Before we were born on earth, we were spirit children of heavenly parents, with bodies in their image. God directed the creation of Adam and Eve and placed their spirits in their bodies. We are all descendants of Adam and Eve, our first parents, who were created in God’s image. There were no spirit children of Heavenly Father on the earth before Adam and Eve were created. In addition, “for a time they lived alone in a paradisiacal setting where there was neither human death nor future family.” They fell from that state, and this Fall was an essential part of Heavenly Father’s plan for us to become like Him. (See Elder Jeffrey R. Holland of the Quorum of the Twelve Apostles, “Where Justice, Love, and Mercy Meet,” Apr. 2015 general conference.)

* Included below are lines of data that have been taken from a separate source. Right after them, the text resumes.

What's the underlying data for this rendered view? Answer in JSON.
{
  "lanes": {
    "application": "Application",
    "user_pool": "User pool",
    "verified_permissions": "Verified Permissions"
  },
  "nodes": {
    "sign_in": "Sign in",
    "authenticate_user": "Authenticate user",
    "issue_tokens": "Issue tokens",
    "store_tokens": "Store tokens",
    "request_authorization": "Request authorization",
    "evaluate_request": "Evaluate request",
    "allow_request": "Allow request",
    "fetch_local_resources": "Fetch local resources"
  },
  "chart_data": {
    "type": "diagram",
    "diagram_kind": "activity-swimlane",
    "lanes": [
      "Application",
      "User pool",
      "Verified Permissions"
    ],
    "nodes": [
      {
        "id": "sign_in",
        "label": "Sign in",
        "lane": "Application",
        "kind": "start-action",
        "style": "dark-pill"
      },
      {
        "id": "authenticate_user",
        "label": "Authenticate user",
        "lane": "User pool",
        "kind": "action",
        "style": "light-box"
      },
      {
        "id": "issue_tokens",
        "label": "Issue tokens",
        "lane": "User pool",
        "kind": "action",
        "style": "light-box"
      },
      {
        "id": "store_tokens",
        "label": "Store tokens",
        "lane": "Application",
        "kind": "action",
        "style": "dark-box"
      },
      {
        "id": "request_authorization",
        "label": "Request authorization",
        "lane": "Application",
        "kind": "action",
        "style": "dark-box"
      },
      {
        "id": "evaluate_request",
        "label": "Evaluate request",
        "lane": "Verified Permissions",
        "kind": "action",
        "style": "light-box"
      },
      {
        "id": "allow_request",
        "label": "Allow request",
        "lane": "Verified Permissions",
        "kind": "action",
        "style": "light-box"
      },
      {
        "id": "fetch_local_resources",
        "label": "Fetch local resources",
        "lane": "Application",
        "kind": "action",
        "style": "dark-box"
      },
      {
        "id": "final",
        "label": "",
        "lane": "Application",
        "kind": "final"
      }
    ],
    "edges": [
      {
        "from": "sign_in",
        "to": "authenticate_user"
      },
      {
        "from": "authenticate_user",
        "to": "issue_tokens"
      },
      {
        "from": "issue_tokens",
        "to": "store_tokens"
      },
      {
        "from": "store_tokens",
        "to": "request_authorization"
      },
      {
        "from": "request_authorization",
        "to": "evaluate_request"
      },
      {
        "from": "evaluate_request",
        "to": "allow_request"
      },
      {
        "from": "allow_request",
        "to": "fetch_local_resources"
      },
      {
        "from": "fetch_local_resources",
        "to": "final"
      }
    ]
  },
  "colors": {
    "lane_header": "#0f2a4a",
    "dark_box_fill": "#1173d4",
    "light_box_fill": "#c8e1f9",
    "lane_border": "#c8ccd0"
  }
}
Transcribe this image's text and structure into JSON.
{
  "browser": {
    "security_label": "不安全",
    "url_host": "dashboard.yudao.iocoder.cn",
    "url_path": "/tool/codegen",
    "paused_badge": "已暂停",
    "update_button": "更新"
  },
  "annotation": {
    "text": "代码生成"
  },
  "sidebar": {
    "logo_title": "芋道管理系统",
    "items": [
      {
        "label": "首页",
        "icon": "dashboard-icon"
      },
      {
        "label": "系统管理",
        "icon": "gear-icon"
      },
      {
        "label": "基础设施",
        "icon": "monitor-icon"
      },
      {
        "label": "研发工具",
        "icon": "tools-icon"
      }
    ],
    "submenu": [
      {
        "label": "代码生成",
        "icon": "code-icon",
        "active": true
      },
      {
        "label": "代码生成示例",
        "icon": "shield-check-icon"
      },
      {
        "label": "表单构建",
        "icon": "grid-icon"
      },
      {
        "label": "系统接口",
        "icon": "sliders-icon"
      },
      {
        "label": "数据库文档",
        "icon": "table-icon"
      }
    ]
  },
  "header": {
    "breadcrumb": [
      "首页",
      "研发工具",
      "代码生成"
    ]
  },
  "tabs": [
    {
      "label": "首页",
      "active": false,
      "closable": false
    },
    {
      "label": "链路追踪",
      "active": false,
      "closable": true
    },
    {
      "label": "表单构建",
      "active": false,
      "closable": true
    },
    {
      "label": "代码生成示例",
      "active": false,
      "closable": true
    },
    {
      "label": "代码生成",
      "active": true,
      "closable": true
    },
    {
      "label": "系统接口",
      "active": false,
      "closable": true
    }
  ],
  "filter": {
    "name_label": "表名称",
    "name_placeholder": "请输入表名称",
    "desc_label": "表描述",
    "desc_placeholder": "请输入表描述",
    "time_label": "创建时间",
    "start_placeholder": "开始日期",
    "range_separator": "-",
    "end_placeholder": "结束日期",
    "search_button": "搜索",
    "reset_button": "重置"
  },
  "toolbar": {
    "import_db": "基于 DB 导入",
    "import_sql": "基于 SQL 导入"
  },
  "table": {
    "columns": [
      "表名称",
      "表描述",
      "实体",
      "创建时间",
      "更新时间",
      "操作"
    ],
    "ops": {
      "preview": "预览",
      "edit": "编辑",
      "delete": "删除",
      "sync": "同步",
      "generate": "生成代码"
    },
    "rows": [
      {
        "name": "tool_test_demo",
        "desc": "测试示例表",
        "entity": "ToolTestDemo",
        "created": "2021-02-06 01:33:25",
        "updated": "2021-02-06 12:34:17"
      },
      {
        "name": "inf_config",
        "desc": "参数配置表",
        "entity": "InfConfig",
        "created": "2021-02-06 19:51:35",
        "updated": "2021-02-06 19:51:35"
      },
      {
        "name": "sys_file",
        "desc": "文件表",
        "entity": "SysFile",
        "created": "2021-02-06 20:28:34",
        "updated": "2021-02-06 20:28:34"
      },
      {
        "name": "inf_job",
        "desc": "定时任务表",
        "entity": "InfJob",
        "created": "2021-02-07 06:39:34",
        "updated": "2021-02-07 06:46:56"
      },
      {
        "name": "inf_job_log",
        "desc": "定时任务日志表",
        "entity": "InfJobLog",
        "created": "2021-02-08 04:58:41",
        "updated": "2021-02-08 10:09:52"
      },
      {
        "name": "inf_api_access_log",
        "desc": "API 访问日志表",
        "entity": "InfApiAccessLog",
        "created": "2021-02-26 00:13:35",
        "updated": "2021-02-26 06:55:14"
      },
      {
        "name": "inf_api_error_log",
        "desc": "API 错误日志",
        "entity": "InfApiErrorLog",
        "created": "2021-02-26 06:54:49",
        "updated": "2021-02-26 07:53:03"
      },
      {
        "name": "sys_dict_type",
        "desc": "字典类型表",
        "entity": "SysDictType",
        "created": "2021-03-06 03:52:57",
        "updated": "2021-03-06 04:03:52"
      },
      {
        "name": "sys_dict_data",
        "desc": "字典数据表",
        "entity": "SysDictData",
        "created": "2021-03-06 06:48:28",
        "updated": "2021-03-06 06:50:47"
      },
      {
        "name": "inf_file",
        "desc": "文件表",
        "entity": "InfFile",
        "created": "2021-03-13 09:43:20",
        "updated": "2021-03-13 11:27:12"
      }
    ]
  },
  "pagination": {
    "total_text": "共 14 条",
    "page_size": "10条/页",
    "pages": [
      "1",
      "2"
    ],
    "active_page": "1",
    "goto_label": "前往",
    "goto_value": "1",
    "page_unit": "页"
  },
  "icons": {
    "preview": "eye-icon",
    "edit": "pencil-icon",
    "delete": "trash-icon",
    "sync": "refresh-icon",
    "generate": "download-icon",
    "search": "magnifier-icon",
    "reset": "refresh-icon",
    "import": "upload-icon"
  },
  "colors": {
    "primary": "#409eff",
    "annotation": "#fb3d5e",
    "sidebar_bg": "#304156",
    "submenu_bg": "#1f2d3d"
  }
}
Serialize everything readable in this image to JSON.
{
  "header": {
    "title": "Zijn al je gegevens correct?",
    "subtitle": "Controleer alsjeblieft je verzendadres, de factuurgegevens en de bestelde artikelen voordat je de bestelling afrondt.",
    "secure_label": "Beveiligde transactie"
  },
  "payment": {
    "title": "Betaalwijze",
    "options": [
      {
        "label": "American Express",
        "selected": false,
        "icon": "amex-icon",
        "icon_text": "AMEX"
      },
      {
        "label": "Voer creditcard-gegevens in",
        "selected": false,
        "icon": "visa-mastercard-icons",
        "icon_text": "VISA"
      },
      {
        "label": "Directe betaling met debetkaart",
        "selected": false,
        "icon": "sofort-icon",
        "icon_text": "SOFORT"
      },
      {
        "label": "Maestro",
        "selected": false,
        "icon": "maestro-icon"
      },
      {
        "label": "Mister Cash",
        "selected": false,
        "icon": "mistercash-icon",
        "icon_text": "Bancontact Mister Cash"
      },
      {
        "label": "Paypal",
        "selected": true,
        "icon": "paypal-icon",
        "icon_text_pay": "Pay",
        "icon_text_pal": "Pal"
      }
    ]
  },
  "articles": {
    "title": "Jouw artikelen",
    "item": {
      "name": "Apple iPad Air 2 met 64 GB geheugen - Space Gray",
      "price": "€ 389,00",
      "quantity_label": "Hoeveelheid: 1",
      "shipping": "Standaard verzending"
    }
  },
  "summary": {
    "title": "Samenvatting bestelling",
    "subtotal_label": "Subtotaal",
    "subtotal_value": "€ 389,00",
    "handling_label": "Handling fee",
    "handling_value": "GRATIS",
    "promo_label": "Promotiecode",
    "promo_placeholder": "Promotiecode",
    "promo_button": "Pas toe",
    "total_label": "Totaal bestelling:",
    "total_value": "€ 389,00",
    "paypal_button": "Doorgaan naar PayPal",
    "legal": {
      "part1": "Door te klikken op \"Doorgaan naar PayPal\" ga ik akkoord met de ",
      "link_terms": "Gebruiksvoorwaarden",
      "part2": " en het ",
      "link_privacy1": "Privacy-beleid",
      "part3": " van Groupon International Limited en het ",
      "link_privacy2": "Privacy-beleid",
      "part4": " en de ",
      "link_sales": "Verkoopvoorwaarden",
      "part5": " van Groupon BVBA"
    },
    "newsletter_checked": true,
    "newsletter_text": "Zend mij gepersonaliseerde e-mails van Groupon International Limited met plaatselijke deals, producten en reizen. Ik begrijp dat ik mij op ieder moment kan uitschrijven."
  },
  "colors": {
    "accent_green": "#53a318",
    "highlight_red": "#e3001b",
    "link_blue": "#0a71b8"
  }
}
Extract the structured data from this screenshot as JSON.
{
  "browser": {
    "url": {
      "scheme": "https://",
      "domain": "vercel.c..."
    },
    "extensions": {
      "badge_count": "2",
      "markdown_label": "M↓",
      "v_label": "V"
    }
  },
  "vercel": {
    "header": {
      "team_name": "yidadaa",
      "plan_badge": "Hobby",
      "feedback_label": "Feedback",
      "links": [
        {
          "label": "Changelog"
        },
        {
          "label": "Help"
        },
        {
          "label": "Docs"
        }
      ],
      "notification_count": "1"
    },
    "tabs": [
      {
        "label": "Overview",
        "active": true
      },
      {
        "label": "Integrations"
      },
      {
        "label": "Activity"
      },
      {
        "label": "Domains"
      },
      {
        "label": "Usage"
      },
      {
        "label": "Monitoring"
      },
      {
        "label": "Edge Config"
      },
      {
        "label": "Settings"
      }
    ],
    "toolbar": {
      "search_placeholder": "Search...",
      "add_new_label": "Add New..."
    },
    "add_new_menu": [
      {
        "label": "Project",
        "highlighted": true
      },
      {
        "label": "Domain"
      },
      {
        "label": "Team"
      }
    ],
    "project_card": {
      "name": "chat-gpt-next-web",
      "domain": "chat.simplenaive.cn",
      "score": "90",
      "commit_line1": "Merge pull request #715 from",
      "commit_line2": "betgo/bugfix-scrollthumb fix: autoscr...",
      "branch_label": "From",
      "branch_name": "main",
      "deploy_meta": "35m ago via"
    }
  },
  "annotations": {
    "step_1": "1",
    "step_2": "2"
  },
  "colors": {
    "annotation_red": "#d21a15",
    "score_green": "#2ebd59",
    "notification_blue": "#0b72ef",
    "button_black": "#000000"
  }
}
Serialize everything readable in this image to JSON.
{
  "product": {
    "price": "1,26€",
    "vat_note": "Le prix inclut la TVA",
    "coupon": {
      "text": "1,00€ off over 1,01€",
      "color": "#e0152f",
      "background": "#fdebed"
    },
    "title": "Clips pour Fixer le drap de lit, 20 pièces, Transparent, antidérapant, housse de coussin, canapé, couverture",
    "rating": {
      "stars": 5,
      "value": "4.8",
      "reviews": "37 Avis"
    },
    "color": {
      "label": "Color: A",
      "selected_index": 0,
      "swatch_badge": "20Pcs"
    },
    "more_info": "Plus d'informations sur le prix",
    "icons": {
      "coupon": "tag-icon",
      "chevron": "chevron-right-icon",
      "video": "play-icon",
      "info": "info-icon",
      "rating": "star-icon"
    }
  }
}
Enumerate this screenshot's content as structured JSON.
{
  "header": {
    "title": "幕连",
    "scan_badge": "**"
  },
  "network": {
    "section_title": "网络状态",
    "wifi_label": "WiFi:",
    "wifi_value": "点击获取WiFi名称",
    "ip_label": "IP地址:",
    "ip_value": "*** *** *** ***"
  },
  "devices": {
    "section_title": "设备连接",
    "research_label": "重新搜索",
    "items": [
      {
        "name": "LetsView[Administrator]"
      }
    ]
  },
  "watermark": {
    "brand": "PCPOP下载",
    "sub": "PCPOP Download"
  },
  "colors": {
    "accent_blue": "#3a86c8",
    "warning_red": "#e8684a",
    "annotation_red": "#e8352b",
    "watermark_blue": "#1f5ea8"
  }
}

Update: After publishing this post, I came across an additional LDS statement related to Adam, the Garden, and life on Earth in the February 2016 New Era. In response to the prompt “What does the Church believe about dinosaurs?” the following response is given:
Did dinosaurs live and die on this earth long before man came along? There have been no revelations on this question, and the scientific evidence says yes. (You can learn more about it by studying paleontology if you like, even at Church-owned schools.)
The details of what happened on this planet before Adam and Eve aren’t a huge doctrinal concern of ours. The accounts of the Creation in the scriptures are not meant to provide a literal, scientific explanation of the specific processes, time periods, or events involved. What matters to us is that as part of His plan for us, God created the earth and then created Adam and Eve, who were our first parents and were instrumental in bringing about the Fall, which enabled us to be born on earth and participate in God’s plan. (See Jeffrey R. Holland, “Where Justice, Love, and Mercy Meet,” Ensign, May 2015, 105.)